EXTRACTED MATERIAL START

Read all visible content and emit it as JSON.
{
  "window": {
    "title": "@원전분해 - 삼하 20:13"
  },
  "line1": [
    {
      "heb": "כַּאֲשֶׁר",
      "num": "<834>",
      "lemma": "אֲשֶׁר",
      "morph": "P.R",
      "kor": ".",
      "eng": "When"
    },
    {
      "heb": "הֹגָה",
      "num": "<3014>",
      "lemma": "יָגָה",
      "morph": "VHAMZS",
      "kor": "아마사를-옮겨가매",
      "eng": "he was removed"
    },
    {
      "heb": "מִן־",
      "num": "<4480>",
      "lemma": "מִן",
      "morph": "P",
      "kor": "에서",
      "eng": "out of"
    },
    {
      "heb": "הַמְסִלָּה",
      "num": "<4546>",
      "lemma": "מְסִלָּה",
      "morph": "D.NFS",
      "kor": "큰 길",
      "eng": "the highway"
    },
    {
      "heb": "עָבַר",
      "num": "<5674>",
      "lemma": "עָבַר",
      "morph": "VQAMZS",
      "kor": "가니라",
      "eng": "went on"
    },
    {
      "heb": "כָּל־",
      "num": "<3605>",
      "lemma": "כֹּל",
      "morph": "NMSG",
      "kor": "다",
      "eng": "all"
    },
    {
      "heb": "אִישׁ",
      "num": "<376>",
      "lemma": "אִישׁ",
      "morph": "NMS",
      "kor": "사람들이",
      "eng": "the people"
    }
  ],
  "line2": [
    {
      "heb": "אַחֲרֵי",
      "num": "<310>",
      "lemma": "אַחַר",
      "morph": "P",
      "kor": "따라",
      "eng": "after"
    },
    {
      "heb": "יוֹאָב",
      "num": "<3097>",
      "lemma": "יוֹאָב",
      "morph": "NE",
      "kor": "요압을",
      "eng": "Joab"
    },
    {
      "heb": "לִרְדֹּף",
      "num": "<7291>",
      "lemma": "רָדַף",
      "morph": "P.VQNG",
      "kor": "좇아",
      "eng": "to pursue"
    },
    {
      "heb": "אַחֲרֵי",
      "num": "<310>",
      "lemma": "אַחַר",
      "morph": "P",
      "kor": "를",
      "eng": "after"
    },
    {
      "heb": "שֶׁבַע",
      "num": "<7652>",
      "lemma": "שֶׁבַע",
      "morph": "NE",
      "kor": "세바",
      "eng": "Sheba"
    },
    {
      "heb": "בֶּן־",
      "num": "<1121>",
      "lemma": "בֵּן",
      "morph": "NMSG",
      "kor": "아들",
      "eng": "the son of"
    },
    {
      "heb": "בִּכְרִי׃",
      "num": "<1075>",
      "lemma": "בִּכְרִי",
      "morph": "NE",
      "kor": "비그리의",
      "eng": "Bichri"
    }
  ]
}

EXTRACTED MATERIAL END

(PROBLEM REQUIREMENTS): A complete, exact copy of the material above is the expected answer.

(EXERCISE RESPONSE):
Read all visible content and emit it as JSON.
{
  "window": {
    "title": "@원전분해 - 삼하 20:13"
  },
  "line1": [
    {
      "heb": "כַּאֲשֶׁר",
      "num": "<834>",
      "lemma": "אֲשֶׁר",
      "morph": "P.R",
      "kor": ".",
      "eng": "When"
    },
    {
      "heb": "הֹגָה",
      "num": "<3014>",
      "lemma": "יָגָה",
      "morph": "VHAMZS",
      "kor": "아마사를-옮겨가매",
      "eng": "he was removed"
    },
    {
      "heb": "מִן־",
      "num": "<4480>",
      "lemma": "מִן",
      "morph": "P",
      "kor": "에서",
      "eng": "out of"
    },
    {
      "heb": "הַמְסִלָּה",
      "num": "<4546>",
      "lemma": "מְסִלָּה",
      "morph": "D.NFS",
      "kor": "큰 길",
      "eng": "the highway"
    },
    {
      "heb": "עָבַר",
      "num": "<5674>",
      "lemma": "עָבַר",
      "morph": "VQAMZS",
      "kor": "가니라",
      "eng": "went on"
    },
    {
      "heb": "כָּל־",
      "num": "<3605>",
      "lemma": "כֹּל",
      "morph": "NMSG",
      "kor": "다",
      "eng": "all"
    },
    {
      "heb": "אִישׁ",
      "num": "<376>",
      "lemma": "אִישׁ",
      "morph": "NMS",
      "kor": "사람들이",
      "eng": "the people"
    }
  ],
  "line2": [
    {
      "heb": "אַחֲרֵי",
      "num": "<310>",
      "lemma": "אַחַר",
      "morph": "P",
      "kor": "따라",
      "eng": "after"
    },
    {
      "heb": "יוֹאָב",
      "num": "<3097>",
      "lemma": "יוֹאָב",
      "morph": "NE",
      "kor": "요압을",
      "eng": "Joab"
    },
    {
      "heb": "לִרְדֹּף",
      "num": "<7291>",
      "lemma": "רָדַף",
      "morph": "P.VQNG",
      "kor": "좇아",
      "eng": "to pursue"
    },
    {
      "heb": "אַחֲרֵי",
      "num": "<310>",
      "lemma": "אַחַר",
      "morph": "P",
      "kor": "를",
      "eng": "after"
    },
    {
      "heb": "שֶׁבַע",
      "num": "<7652>",
      "lemma": "שֶׁבַע",
      "morph": "NE",
      "kor": "세바",
      "eng": "Sheba"
    },
    {
      "heb": "בֶּן־",
      "num": "<1121>",
      "lemma": "בֵּן",
      "morph": "NMSG",
      "kor": "아들",
      "eng": "the son of"
    },
    {
      "heb": "בִּכְרִי׃",
      "num": "<1075>",
      "lemma": "בִּכְרִי",
      "morph": "NE",
      "kor": "비그리의",
      "eng": "Bichri"
    }
  ]
}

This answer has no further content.